:: GIVEN INFORMATION ::
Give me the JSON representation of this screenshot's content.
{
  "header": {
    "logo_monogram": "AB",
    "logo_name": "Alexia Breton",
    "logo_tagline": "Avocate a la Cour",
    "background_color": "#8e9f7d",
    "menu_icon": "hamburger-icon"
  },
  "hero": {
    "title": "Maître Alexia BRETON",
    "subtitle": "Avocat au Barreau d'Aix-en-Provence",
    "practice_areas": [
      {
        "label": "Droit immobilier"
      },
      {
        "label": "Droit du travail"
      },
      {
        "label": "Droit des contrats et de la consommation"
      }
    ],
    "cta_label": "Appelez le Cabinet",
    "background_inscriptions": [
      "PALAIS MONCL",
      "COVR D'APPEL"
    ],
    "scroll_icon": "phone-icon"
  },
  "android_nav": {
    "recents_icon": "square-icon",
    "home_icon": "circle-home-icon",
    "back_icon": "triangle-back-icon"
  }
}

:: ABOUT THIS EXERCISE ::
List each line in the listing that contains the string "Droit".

:: THE ANSWER ::
        "label": "Droit immobilier"
        "label": "Droit du travail"
        "label": "Droit des contrats et de la consommation"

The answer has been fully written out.